=== Section Start ===

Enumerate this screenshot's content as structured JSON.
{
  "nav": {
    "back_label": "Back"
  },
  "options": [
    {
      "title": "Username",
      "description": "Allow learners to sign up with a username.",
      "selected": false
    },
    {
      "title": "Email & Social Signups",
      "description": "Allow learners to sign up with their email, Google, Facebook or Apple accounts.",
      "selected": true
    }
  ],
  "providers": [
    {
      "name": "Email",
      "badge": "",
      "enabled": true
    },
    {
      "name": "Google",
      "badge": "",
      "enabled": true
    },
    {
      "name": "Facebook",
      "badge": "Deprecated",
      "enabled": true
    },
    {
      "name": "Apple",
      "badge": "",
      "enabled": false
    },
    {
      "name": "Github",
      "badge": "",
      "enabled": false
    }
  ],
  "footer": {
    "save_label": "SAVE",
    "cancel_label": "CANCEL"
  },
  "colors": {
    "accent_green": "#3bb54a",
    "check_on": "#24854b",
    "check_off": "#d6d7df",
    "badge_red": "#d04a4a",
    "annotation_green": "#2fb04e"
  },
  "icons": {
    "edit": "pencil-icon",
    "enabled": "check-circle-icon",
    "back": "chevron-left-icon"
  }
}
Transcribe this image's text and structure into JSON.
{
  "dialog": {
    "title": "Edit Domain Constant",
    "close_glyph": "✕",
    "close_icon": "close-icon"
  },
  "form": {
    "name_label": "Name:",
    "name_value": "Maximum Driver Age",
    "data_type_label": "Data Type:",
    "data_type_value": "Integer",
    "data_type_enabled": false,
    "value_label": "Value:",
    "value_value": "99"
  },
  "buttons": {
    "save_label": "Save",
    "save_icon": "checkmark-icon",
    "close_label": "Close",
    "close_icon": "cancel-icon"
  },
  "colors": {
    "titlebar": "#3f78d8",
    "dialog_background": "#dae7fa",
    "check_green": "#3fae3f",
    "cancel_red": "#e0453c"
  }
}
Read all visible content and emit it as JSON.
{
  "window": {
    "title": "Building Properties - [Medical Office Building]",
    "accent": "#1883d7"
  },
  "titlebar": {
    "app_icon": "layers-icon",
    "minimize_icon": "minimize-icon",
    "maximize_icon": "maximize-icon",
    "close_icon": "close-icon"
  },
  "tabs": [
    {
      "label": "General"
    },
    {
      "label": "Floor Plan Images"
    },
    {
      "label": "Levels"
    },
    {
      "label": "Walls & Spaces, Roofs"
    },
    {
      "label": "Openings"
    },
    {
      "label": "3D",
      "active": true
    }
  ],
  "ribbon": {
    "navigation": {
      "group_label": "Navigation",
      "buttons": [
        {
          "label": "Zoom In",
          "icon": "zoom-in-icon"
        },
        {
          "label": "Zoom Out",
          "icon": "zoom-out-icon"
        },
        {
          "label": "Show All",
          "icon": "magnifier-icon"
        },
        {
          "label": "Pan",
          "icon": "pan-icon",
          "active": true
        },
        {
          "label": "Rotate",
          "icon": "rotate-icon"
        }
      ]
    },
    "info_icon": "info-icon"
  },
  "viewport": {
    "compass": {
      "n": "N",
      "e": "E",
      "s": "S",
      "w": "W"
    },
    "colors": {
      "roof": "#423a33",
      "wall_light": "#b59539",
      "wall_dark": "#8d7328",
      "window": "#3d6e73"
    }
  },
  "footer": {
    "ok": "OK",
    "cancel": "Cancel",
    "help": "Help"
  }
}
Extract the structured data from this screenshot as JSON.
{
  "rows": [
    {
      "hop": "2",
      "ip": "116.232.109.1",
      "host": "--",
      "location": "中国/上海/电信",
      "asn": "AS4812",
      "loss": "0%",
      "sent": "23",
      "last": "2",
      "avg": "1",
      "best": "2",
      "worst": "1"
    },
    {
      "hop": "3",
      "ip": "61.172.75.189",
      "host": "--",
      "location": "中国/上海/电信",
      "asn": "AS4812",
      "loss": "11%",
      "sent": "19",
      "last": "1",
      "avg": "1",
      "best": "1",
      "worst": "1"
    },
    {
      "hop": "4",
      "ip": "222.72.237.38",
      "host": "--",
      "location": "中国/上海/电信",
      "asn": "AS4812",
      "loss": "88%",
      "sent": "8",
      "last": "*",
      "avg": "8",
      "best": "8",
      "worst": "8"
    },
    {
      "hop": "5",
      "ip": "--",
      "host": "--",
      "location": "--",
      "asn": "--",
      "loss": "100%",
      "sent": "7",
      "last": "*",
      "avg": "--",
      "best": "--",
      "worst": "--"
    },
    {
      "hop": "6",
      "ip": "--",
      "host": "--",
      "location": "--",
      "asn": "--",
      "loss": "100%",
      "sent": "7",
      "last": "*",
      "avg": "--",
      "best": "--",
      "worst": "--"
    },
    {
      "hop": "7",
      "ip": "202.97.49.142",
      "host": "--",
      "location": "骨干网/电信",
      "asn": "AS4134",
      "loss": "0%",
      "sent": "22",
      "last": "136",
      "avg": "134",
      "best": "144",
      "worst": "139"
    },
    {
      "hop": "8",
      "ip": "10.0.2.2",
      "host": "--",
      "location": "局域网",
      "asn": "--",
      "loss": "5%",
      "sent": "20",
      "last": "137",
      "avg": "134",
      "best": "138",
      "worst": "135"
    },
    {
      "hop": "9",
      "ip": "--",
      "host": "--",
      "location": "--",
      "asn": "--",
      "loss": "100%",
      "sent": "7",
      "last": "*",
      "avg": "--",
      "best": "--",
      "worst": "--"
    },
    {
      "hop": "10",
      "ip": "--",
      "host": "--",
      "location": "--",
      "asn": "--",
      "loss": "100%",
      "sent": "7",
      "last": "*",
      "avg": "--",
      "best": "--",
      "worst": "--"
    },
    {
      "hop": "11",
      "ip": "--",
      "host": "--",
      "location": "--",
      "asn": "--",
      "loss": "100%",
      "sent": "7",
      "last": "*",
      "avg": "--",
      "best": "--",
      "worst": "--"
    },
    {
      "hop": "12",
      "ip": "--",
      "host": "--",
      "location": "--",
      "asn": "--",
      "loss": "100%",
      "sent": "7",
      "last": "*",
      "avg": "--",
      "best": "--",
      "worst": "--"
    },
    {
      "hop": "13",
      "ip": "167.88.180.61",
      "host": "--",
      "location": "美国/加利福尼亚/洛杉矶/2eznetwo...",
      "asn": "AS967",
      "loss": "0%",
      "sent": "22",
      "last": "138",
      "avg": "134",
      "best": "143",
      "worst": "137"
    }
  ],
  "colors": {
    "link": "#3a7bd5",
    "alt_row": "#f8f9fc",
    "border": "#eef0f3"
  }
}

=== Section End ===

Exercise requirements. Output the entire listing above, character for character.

Answer space.
Enumerate this screenshot's content as structured JSON.
{
  "nav": {
    "back_label": "Back"
  },
  "options": [
    {
      "title": "Username",
      "description": "Allow learners to sign up with a username.",
      "selected": false
    },
    {
      "title": "Email & Social Signups",
      "description": "Allow learners to sign up with their email, Google, Facebook or Apple accounts.",
      "selected": true
    }
  ],
  "providers": [
    {
      "name": "Email",
      "badge": "",
      "enabled": true
    },
    {
      "name": "Google",
      "badge": "",
      "enabled": true
    },
    {
      "name": "Facebook",
      "badge": "Deprecated",
      "enabled": true
    },
    {
      "name": "Apple",
      "badge": "",
      "enabled": false
    },
    {
      "name": "Github",
      "badge": "",
      "enabled": false
    }
  ],
  "footer": {
    "save_label": "SAVE",
    "cancel_label": "CANCEL"
  },
  "colors": {
    "accent_green": "#3bb54a",
    "check_on": "#24854b",
    "check_off": "#d6d7df",
    "badge_red": "#d04a4a",
    "annotation_green": "#2fb04e"
  },
  "icons": {
    "edit": "pencil-icon",
    "enabled": "check-circle-icon",
    "back": "chevron-left-icon"
  }
}
Transcribe this image's text and structure into JSON.
{
  "dialog": {
    "title": "Edit Domain Constant",
    "close_glyph": "✕",
    "close_icon": "close-icon"
  },
  "form": {
    "name_label": "Name:",
    "name_value": "Maximum Driver Age",
    "data_type_label": "Data Type:",
    "data_type_value": "Integer",
    "data_type_enabled": false,
    "value_label": "Value:",
    "value_value": "99"
  },
  "buttons": {
    "save_label": "Save",
    "save_icon": "checkmark-icon",
    "close_label": "Close",
    "close_icon": "cancel-icon"
  },
  "colors": {
    "titlebar": "#3f78d8",
    "dialog_background": "#dae7fa",
    "check_green": "#3fae3f",
    "cancel_red": "#e0453c"
  }
}
Read all visible content and emit it as JSON.
{
  "window": {
    "title": "Building Properties - [Medical Office Building]",
    "accent": "#1883d7"
  },
  "titlebar": {
    "app_icon": "layers-icon",
    "minimize_icon": "minimize-icon",
    "maximize_icon": "maximize-icon",
    "close_icon": "close-icon"
  },
  "tabs": [
    {
      "label": "General"
    },
    {
      "label": "Floor Plan Images"
    },
    {
      "label": "Levels"
    },
    {
      "label": "Walls & Spaces, Roofs"
    },
    {
      "label": "Openings"
    },
    {
      "label": "3D",
      "active": true
    }
  ],
  "ribbon": {
    "navigation": {
      "group_label": "Navigation",
      "buttons": [
        {
          "label": "Zoom In",
          "icon": "zoom-in-icon"
        },
        {
          "label": "Zoom Out",
          "icon": "zoom-out-icon"
        },
        {
          "label": "Show All",
          "icon": "magnifier-icon"
        },
        {
          "label": "Pan",
          "icon": "pan-icon",
          "active": true
        },
        {
          "label": "Rotate",
          "icon": "rotate-icon"
        }
      ]
    },
    "info_icon": "info-icon"
  },
  "viewport": {
    "compass": {
      "n": "N",
      "e": "E",
      "s": "S",
      "w": "W"
    },
    "colors": {
      "roof": "#423a33",
      "wall_light": "#b59539",
      "wall_dark": "#8d7328",
      "window": "#3d6e73"
    }
  },
  "footer": {
    "ok": "OK",
    "cancel": "Cancel",
    "help": "Help"
  }
}
Extract the structured data from this screenshot as JSON.
{
  "rows": [
    {
      "hop": "2",
      "ip": "116.232.109.1",
      "host": "--",
      "location": "中国/上海/电信",
      "asn": "AS4812",
      "loss": "0%",
      "sent": "23",
      "last": "2",
      "avg": "1",
      "best": "2",
      "worst": "1"
    },
    {
      "hop": "3",
      "ip": "61.172.75.189",
      "host": "--",
      "location": "中国/上海/电信",
      "asn": "AS4812",
      "loss": "11%",
      "sent": "19",
      "last": "1",
      "avg": "1",
      "best": "1",
      "worst": "1"
    },
    {
      "hop": "4",
      "ip": "222.72.237.38",
      "host": "--",
      "location": "中国/上海/电信",
      "asn": "AS4812",
      "loss": "88%",
      "sent": "8",
      "last": "*",
      "avg": "8",
      "best": "8",
      "worst": "8"
    },
    {
      "hop": "5",
      "ip": "--",
      "host": "--",
      "location": "--",
      "asn": "--",
      "loss": "100%",
      "sent": "7",
      "last": "*",
      "avg": "--",
      "best": "--",
      "worst": "--"
    },
    {
      "hop": "6",
      "ip": "--",
      "host": "--",
      "location": "--",
      "asn": "--",
      "loss": "100%",
      "sent": "7",
      "last": "*",
      "avg": "--",
      "best": "--",
      "worst": "--"
    },
    {
      "hop": "7",
      "ip": "202.97.49.142",
      "host": "--",
      "location": "骨干网/电信",
      "asn": "AS4134",
      "loss": "0%",
      "sent": "22",
      "last": "136",
      "avg": "134",
      "best": "144",
      "worst": "139"
    },
    {
      "hop": "8",
      "ip": "10.0.2.2",
      "host": "--",
      "location": "局域网",
      "asn": "--",
      "loss": "5%",
      "sent": "20",
      "last": "137",
      "avg": "134",
      "best": "138",
      "worst": "135"
    },
    {
      "hop": "9",
      "ip": "--",
      "host": "--",
      "location": "--",
      "asn": "--",
      "loss": "100%",
      "sent": "7",
      "last": "*",
      "avg": "--",
      "best": "--",
      "worst": "--"
    },
    {
      "hop": "10",
      "ip": "--",
      "host": "--",
      "location": "--",
      "asn": "--",
      "loss": "100%",
      "sent": "7",
      "last": "*",
      "avg": "--",
      "best": "--",
      "worst": "--"
    },
    {
      "hop": "11",
      "ip": "--",
      "host": "--",
      "location": "--",
      "asn": "--",
      "loss": "100%",
      "sent": "7",
      "last": "*",
      "avg": "--",
      "best": "--",
      "worst": "--"
    },
    {
      "hop": "12",
      "ip": "--",
      "host": "--",
      "location": "--",
      "asn": "--",
      "loss": "100%",
      "sent": "7",
      "last": "*",
      "avg": "--",
      "best": "--",
      "worst": "--"
    },
    {
      "hop": "13",
      "ip": "167.88.180.61",
      "host": "--",
      "location": "美国/加利福尼亚/洛杉矶/2eznetwo...",
      "asn": "AS967",
      "loss": "0%",
      "sent": "22",
      "last": "138",
      "avg": "134",
      "best": "143",
      "worst": "137"
    }
  ],
  "colors": {
    "link": "#3a7bd5",
    "alt_row": "#f8f9fc",
    "border": "#eef0f3"
  }
}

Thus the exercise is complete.